=== AIM OF THE TASK ===
In the data that follows, find each line containing "icon" and copy it.

=== SUPPLIED RECORDS ===
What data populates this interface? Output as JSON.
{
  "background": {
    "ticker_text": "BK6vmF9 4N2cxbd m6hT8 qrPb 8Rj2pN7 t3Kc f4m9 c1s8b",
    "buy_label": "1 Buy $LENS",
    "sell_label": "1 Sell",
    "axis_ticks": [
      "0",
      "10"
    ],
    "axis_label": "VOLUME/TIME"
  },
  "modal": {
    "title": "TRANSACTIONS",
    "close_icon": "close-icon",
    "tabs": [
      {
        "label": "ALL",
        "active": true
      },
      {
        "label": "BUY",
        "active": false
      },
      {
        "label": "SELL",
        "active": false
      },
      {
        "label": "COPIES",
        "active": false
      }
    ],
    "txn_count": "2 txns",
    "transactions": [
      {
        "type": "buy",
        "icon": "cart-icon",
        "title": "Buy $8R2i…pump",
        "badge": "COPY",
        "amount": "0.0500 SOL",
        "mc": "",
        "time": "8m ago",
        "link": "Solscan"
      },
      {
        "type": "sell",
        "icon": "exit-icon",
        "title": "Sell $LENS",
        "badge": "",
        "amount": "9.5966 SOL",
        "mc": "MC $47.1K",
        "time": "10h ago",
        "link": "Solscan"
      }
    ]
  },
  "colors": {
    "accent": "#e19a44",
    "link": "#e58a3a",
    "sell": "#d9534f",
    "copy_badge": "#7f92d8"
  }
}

=== ANSWER BELOW ===
    "close_icon": "close-icon",
        "icon": "cart-icon",
        "icon": "exit-icon",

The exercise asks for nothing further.